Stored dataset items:
+++

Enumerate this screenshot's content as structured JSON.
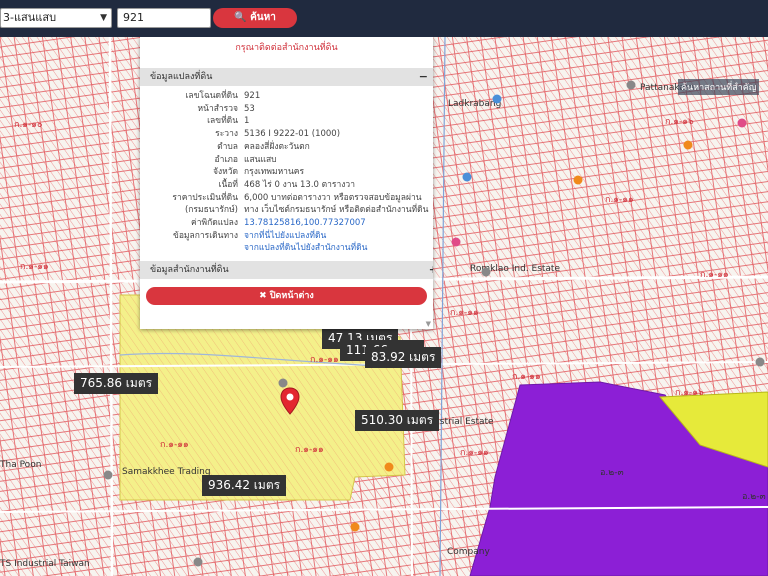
{
  "search": {
    "district_value": "3-แสนแสบ",
    "parcel_value": "921",
    "button_label": "ค้นหา"
  },
  "popup": {
    "warning": "กรุณาติดต่อสำนักงานที่ดิน",
    "section1_title": "ข้อมูลแปลงที่ดิน",
    "section1_toggle": "−",
    "fields": [
      {
        "k": "เลขโฉนดที่ดิน",
        "v": "921"
      },
      {
        "k": "หน้าสำรวจ",
        "v": "53"
      },
      {
        "k": "เลขที่ดิน",
        "v": "1"
      },
      {
        "k": "ระวาง",
        "v": "5136 I 9222-01 (1000)"
      },
      {
        "k": "ตำบล",
        "v": "คลองสี่ฝั่งตะวันตก"
      },
      {
        "k": "อำเภอ",
        "v": "แสนแสบ"
      },
      {
        "k": "จังหวัด",
        "v": "กรุงเทพมหานคร"
      },
      {
        "k": "เนื้อที่",
        "v": "468 ไร่ 0 งาน 13.0 ตารางวา"
      },
      {
        "k": "ราคาประเมินที่ดิน",
        "v": "6,000 บาทต่อตารางวา หรือตรวจสอบข้อมูลผ่าน"
      },
      {
        "k": "(กรมธนารักษ์)",
        "v": "ทาง เว็บไซต์กรมธนารักษ์ หรือติดต่อสำนักงานที่ดิน"
      },
      {
        "k": "ค่าพิกัดแปลง",
        "v": "13.78125816,100.77327007",
        "link": true
      },
      {
        "k": "ข้อมูลการเดินทาง",
        "v": "จากที่นี่ไปยังแปลงที่ดิน",
        "link": true
      },
      {
        "k": "",
        "v": "จากแปลงที่ดินไปยังสำนักงานที่ดิน",
        "link": true
      }
    ],
    "section2_title": "ข้อมูลสำนักงานที่ดิน",
    "section2_toggle": "+",
    "close_label": "✖ ปิดหน้าต่าง"
  },
  "map": {
    "brand": "ค้นหาสถานที่สำคัญ",
    "distances": [
      "47.13 เมตร",
      "111.66 เมตร",
      "83.92 เมตร",
      "765.86 เมตร",
      "510.30 เมตร",
      "936.42 เมตร"
    ],
    "road_labels": [
      "ก.๑-๑๐",
      "ก.๑-๑๑",
      "ก.๑-๑๑",
      "ก.๑-๑๑",
      "ก.๑-๑๑",
      "ก.๑-๑๑",
      "ก.๑-๑๑",
      "ก.๑-๑๖",
      "ก.๑-๑๑",
      "ก.๑-๑๖",
      "ก.๑-๑๑",
      "อ.๒-๓",
      "อ.๒-๓",
      "ก.๑-๑๑"
    ],
    "place_labels": [
      "Romklao Ind. Estate",
      "Ladkrabang",
      "Pattanakarn",
      "Samakkhee Trading",
      "Tha Poon",
      "Industrial Estate",
      "TS Industrial Taiwan",
      "Company"
    ],
    "zone_colors": {
      "yellow": "#f4f08a",
      "purple": "#8c1fd6",
      "lime": "#e6ea3a",
      "hatch": "#e43a3a"
    }
  }
}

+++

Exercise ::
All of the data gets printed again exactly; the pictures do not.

Task response ::
Enumerate this screenshot's content as structured JSON.
{
  "search": {
    "district_value": "3-แสนแสบ",
    "parcel_value": "921",
    "button_label": "ค้นหา"
  },
  "popup": {
    "warning": "กรุณาติดต่อสำนักงานที่ดิน",
    "section1_title": "ข้อมูลแปลงที่ดิน",
    "section1_toggle": "−",
    "fields": [
      {
        "k": "เลขโฉนดที่ดิน",
        "v": "921"
      },
      {
        "k": "หน้าสำรวจ",
        "v": "53"
      },
      {
        "k": "เลขที่ดิน",
        "v": "1"
      },
      {
        "k": "ระวาง",
        "v": "5136 I 9222-01 (1000)"
      },
      {
        "k": "ตำบล",
        "v": "คลองสี่ฝั่งตะวันตก"
      },
      {
        "k": "อำเภอ",
        "v": "แสนแสบ"
      },
      {
        "k": "จังหวัด",
        "v": "กรุงเทพมหานคร"
      },
      {
        "k": "เนื้อที่",
        "v": "468 ไร่ 0 งาน 13.0 ตารางวา"
      },
      {
        "k": "ราคาประเมินที่ดิน",
        "v": "6,000 บาทต่อตารางวา หรือตรวจสอบข้อมูลผ่าน"
      },
      {
        "k": "(กรมธนารักษ์)",
        "v": "ทาง เว็บไซต์กรมธนารักษ์ หรือติดต่อสำนักงานที่ดิน"
      },
      {
        "k": "ค่าพิกัดแปลง",
        "v": "13.78125816,100.77327007",
        "link": true
      },
      {
        "k": "ข้อมูลการเดินทาง",
        "v": "จากที่นี่ไปยังแปลงที่ดิน",
        "link": true
      },
      {
        "k": "",
        "v": "จากแปลงที่ดินไปยังสำนักงานที่ดิน",
        "link": true
      }
    ],
    "section2_title": "ข้อมูลสำนักงานที่ดิน",
    "section2_toggle": "+",
    "close_label": "✖ ปิดหน้าต่าง"
  },
  "map": {
    "brand": "ค้นหาสถานที่สำคัญ",
    "distances": [
      "47.13 เมตร",
      "111.66 เมตร",
      "83.92 เมตร",
      "765.86 เมตร",
      "510.30 เมตร",
      "936.42 เมตร"
    ],
    "road_labels": [
      "ก.๑-๑๐",
      "ก.๑-๑๑",
      "ก.๑-๑๑",
      "ก.๑-๑๑",
      "ก.๑-๑๑",
      "ก.๑-๑๑",
      "ก.๑-๑๑",
      "ก.๑-๑๖",
      "ก.๑-๑๑",
      "ก.๑-๑๖",
      "ก.๑-๑๑",
      "อ.๒-๓",
      "อ.๒-๓",
      "ก.๑-๑๑"
    ],
    "place_labels": [
      "Romklao Ind. Estate",
      "Ladkrabang",
      "Pattanakarn",
      "Samakkhee Trading",
      "Tha Poon",
      "Industrial Estate",
      "TS Industrial Taiwan",
      "Company"
    ],
    "zone_colors": {
      "yellow": "#f4f08a",
      "purple": "#8c1fd6",
      "lime": "#e6ea3a",
      "hatch": "#e43a3a"
    }
  }
}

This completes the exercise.